In a time when many bands seem to demand adulation, it's refreshing to see a bunch that seem to appreciate being appreciated

Sam Bond

Stroud Fringe Festival Sunday, September 14 - 2003

Local favourites Ska Daddy are back with a vengeance - this time to rock(steady) our famous last night party. Featuring incredible homegrown talent, this group of ska fanatics is guaranteed to get you on the dance floor.

Official festival review

Sub Rooms Preview June 2002

Dance Hall and skanking music are set to rock Stroud on midsummer's day June 21. The mighty Ska Daddy and DJ Professor CJB will be drawing together Ska and Reggae lovers in a musical celebration of the Stroud Valleys Arts festival.

Ska Daddy are rumored to have got so many people dancing at one venue that the floor was at risk of collapsing under them! So it's a relief they are playing on the newly sprung Subscription Rooms.

Stroud News and Journal

Live review for an unofficial Artspace Court-yard performance during the Stroud Fringe Festival 2002:

They were the highlight of this year's festival for me but Ska Daddy didn't even make it onto the programme. Still the lack of publicity did not seem to do the band any harm as the courtyard at the Art Space in John St was absolutely heaving with barely enough space to bop in.


As the name would suggest the Chalford based band specialise in Ska music though manage to play a very varied set in what could be seen as a fairly limited genre.

The brass section, which dominates their sound, is backed by great guitars and complimented with two well-equipped percussionists as well as a full drum kit. They are fronted by guy whose charisma, stage presence and skill on the squeeze box more than makes up for the fact that he doesn't actually do much singing.

Put it all together and you have a fun danceable sound from a band who obviously enjoy what they are doing and do not take themselves too seriously.

Citizen Review June 2002

THE mighty Ska Daddy will be performing a midsummer gig on home territory to the delight of their growing legion of fans.

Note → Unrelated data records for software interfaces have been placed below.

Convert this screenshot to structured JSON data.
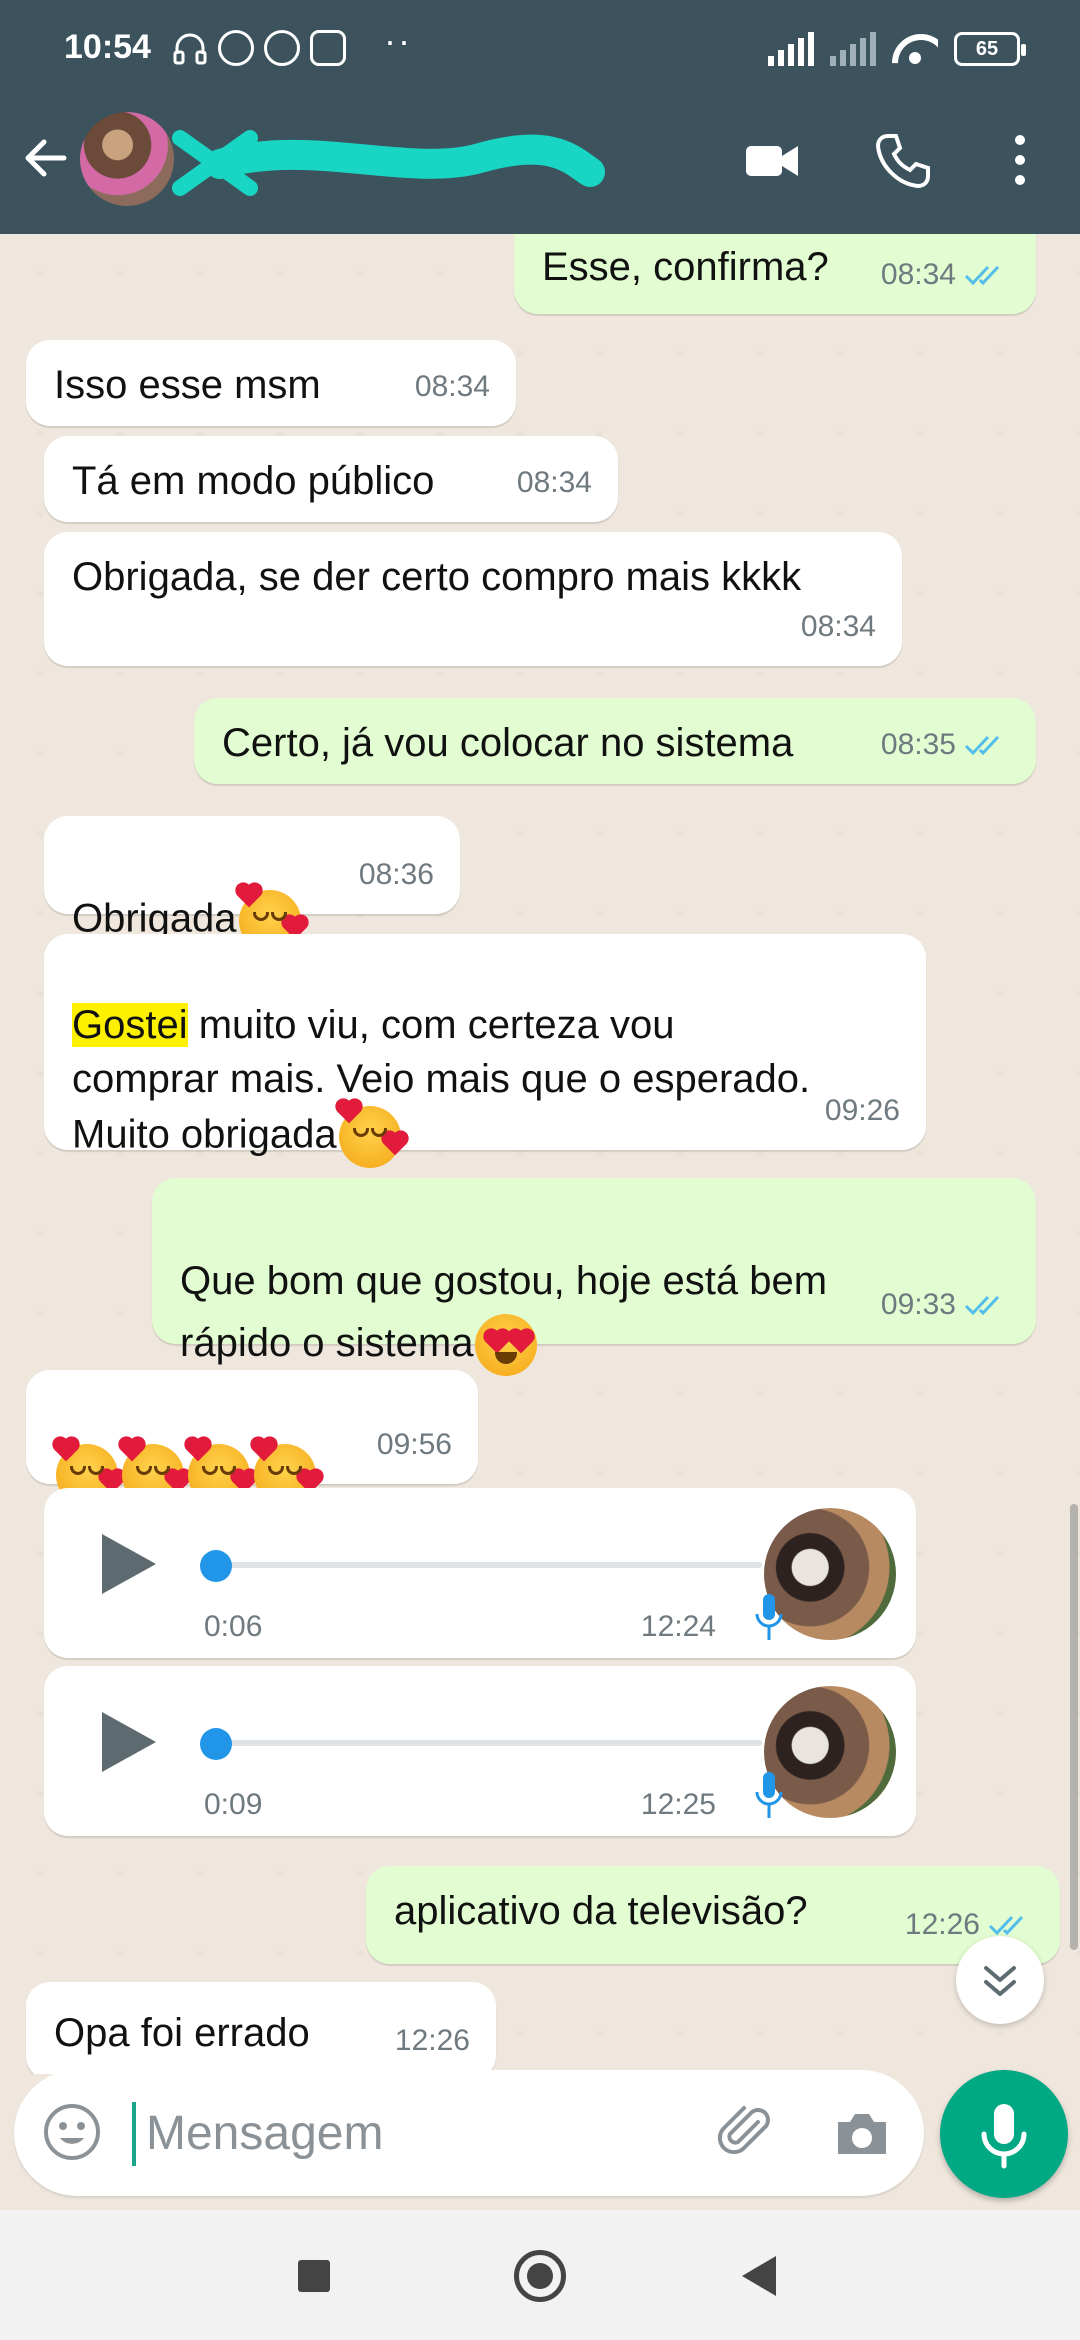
{
  "status_bar": {
    "time": "10:54",
    "battery": "65"
  },
  "header": {
    "contact_name": "",
    "icons": [
      "back-arrow-icon",
      "video-call-icon",
      "phone-icon",
      "more-vert-icon"
    ]
  },
  "messages": [
    {
      "dir": "out",
      "text": "Esse, confirma?",
      "time": "08:34",
      "ticks": "read"
    },
    {
      "dir": "in",
      "text": "Isso esse msm",
      "time": "08:34"
    },
    {
      "dir": "in",
      "text": "Tá em modo público",
      "time": "08:34"
    },
    {
      "dir": "in",
      "text": "Obrigada, se der certo compro mais kkkk",
      "time": "08:34"
    },
    {
      "dir": "out",
      "text": "Certo, já vou colocar no sistema",
      "time": "08:35",
      "ticks": "read"
    },
    {
      "dir": "in",
      "text": "Obrigada",
      "emoji": "smiling-face-with-hearts",
      "time": "08:36"
    },
    {
      "dir": "in",
      "highlight": "Gostei",
      "text_after": " muito viu, com certeza vou\ncomprar mais. Veio mais que o esperado.\nMuito obrigada",
      "emoji": "smiling-face-with-hearts",
      "time": "09:26"
    },
    {
      "dir": "out",
      "text": "Que bom que gostou, hoje está bem\nrápido o sistema",
      "emoji": "heart-eyes",
      "time": "09:33",
      "ticks": "read"
    },
    {
      "dir": "in",
      "emojis": [
        "smiling-face-with-hearts",
        "smiling-face-with-hearts",
        "smiling-face-with-hearts",
        "smiling-face-with-hearts"
      ],
      "time": "09:56"
    },
    {
      "dir": "in",
      "type": "audio",
      "duration": "0:06",
      "time": "12:24"
    },
    {
      "dir": "in",
      "type": "audio",
      "duration": "0:09",
      "time": "12:25"
    },
    {
      "dir": "out",
      "text": "aplicativo da televisão?",
      "time": "12:26",
      "ticks": "read"
    },
    {
      "dir": "in",
      "text": "Opa foi errado",
      "time": "12:26"
    }
  ],
  "composer": {
    "placeholder": "Mensagem"
  },
  "colors": {
    "header": "#3c535e",
    "outgoing": "#e2fdd1",
    "incoming": "#ffffff",
    "accent": "#00a884",
    "ticks": "#53bdeb"
  }
}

They will be playing at Stroud's Subscription Room: tonight as part of the Open Studio Visual Arts Festival.

Ska Daddy emerged from the Stroud valleys a year ip and bring together a; diverse array of local talent following a chance conversation between a group of mates in a local pub.

"We'd all been talking for years about starting a band. I said, how about a Ska band, and asked for a show of hands. Everyone who put their hand up is in the band" , said trombone player Dave Andrews. And so Ska Daddy was born.

We're all daddies, except Matty, whose a mummy," said Dave.For some it was the first time they had played in a band while Dave and his partner Matty (trumpet) are the veteran Ska players. Dave played "thousands of gigs" with the Forest Hill Billies as well as other Ska bands, while Matty played with the all girl Ska band the Deltones.

"We are all great friends having fun but we do work` hard at it," said Dave. "And people do keep coming back to our gigs."

Vicky Temple

New Year 2002

Since their debut a year ago, Ska Daddy's set has evolved and now includes their own material as well as imaginative Ska classics. Inspired by the original '60s Jamaican Ska. The band have also drawn on Latin and African influences to come up with an energetic set. Whatever your musical taste this band is guaranteed to get you moving.

During a Ska Daddy Christmas gig, so many people were dancing that there was concern about the state of the floor.


Roxborough House November 2001

Ska Daddy took the place by storm to the end of the night. Filling the entire venue with their fat horn sound they got the entire crowd moving in some form or another.

Their blistering 45 minute set was over all too quickly, despite the constant calls of encore and eager shuffling of feet. There would have been dancing on the ceiling if gravity allowed it!

Adam Horovitz

Introduction | Photos | Who's The Daddy? | Reviews | Contact

Copyright © 2009,

site design